In case you missed it, the Washington Post recently did a story on Fellow for Life Dr. William Fischer II (Lambaréné, 2003) and his work fighting the Ebola outbreak that has already claimed the lives of more than 700 people, including many health care workers. Meanwhile, Fellow for Life Dr. Nahid Bhadelia (Boston, 2001-2002) will be heading to western Africa in mid-August to help fight Ebola, as WBUR recently reported, and there is a note on the CDC website about Fellow for Life Dr. Meredith Dixon’s (Pittsburgh, 2006-2007; Lambaréné, 2008) deployment to Guinea in her role as a CDC Epidemic Intelligence Service Officer.

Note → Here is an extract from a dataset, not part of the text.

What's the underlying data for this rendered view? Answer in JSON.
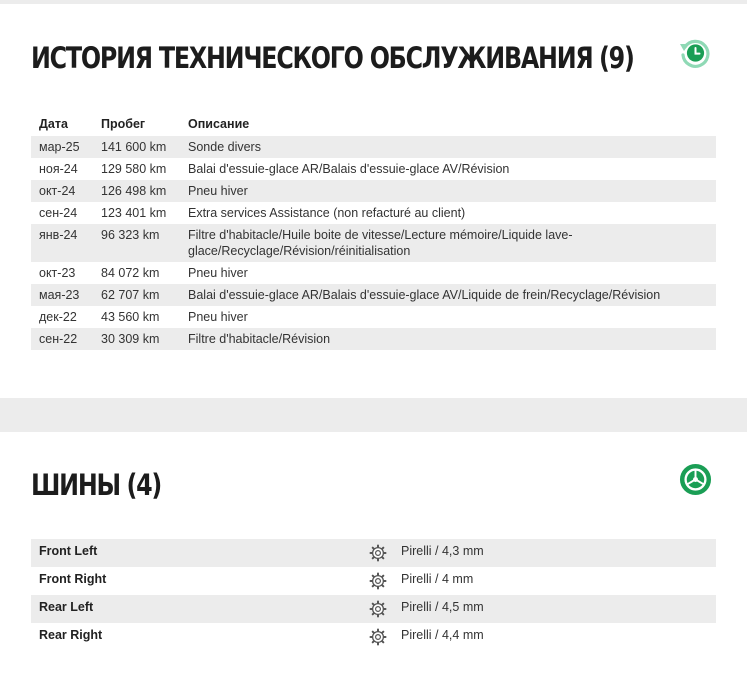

When we talk about building a “corps of leaders in service,” through the Schweitzer Fellowship program, this is exactly what we mean.
In taking on this work, Fischer and Bhadelia put themselves at considerable risk. The Washington Post detailed the precautions Fischer takes daily to work with those stricken with Ebola:
By the time Billy Fischer left the Ebola treatment center in Gueckedou, Guinea, early last month, he could complete the meticulous preparation routine in his sleep.
First, he donned the scrubs. Then, he pulled on a pair of thick rubber boots that came up to his knees. Then, he put on a body suit made of an impermeable material, two pairs of gloves, a face mask, an impermeable hood that covered his neck and―finally―goggles.
In the tropical Guinea heat and humidity, it was suffocating. But it also kept him alive.
“You lose about three to five liters of sweat, then you spend the next two hours hydrating before you go back in,” Fischer, a doctor, said in an interview. “It limits the care you can provide, but it saves your life.”
Fischer has been working in an isolation area in Gueckedou, Guinea, since May as part of a team from Doctors without Borders to try to reduce mortality from the Ebola virus in rural communities. His dispatches from Africa are available from the online newsroom of UNC Health Care and UNC School of Medicine, where Fischer is a pulmonologist and critical care physician.
Bhadelia, the director of infection control at Boston’s National Emerging Infectious Diseases Laboratory and a hospital epidemiologist at Boston Medical Center, has expertise in controlling the spread of infectious diseases. Though she is not without concern for her safety, her desire to help stem the Ebola outbreak clearly outweighs her fears.
“I think it’d be cavalier not to have a healthy amount of fear, but it’s that fear that drives us to be careful and to follow the protocols,” she told WBUR. “I have extensive training and I have a background in infectious disease and particularly with these pathogens.
“I’m reminded of the Hillel quotation, ‘If not me, then who, and if not now, then when?’” Bhadelia added. “The need is great. The health care workers are overwhelmed, and more help can make it safer for everyone involved.”
We wish Fischer and Bhadelia much luck, and thank them for their service!